When it comes to improving sex work conditions, there are no easy solutions. Under Nordic policies to criminalize consumers of sex work rather than workers, the workers ended up negatively impacted. Their job opportunities suffered, they struggled to organize because the nature of their work was still considered illegal, and the criminalizing of clients enforced their stigmatization. In New Zealand, legalization of brothels and street solitization helped some sex workers but hurt sex workers of color and migrants. Some feminists don’t support sex work at all, believing sex work is inherently exploitative and violent, and seek to abolish it. These feminists center conversations around the “abolition of prostitution rather than the promotion of human and labour rights of sex workers,” according to Stella, an organization created by and for sex workers. Sex workers begrudge these abolitionist feminists for alienating them from wider feminist goals and likening their profession to slavery — inaccurate for sex workers and insensitive to those who have suffered through slavery and its legacies.
The discussions surrounding sex work are complicated and often well-intentioned, but ultimately have proven harmful to communities of sex workers. In forming my own opinion, I strive to center the voices of sex workers speaking about what they need from us without casting moral judgement from my place in society, the resources and tools I was given, and the opportunities afforded to me.
In that regard, educate yourself on the issue by turning to those in the sex work community. Read books by sex workers such as Revolting Prostitutes: The Fight For Sex Workers’ Rights, A Disgrace Reserved for Prostitutes, or Economies of Desire: Sex and Tourism in Cuba and the Dominican Republic. Pay for porn and search for ethical porn production companies. As a client, respect sex workers, strippers, and cam workers’ boundaries and compensate them well for their services. Do not call the police on sex workers even in an effort to help them — ask them if they need help and how to help instead.
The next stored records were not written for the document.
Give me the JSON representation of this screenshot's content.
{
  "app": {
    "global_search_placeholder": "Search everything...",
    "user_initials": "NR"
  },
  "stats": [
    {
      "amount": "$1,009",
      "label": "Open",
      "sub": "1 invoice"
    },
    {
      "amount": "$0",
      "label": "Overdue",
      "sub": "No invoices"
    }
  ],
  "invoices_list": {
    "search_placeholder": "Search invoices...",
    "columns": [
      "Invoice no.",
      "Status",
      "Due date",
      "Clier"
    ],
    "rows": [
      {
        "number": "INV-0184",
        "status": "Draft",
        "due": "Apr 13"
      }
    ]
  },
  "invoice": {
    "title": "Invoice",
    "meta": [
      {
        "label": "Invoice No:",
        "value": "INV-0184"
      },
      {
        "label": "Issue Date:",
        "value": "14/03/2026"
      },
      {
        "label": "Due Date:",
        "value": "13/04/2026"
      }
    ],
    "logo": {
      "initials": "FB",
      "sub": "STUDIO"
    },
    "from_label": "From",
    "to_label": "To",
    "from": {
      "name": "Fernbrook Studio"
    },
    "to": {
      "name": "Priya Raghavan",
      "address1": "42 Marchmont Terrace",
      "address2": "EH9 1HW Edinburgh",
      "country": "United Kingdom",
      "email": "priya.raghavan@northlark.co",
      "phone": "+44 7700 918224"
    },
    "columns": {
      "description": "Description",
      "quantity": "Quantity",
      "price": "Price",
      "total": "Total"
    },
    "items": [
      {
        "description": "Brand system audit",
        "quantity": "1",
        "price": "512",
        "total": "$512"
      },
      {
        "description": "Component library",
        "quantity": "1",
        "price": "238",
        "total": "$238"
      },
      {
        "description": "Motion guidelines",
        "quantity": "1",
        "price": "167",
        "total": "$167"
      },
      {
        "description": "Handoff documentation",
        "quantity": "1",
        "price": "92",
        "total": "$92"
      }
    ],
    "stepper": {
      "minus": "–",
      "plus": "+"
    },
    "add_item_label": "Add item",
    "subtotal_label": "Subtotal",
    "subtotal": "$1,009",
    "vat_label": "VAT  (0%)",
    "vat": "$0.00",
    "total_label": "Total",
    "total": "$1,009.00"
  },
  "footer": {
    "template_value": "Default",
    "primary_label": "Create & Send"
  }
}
Demand legislation that helps sex workers and oppose bills that criminalizes their work. Finally, participate in protests, write your representatives letters, and vote in folks who support sex workers, too.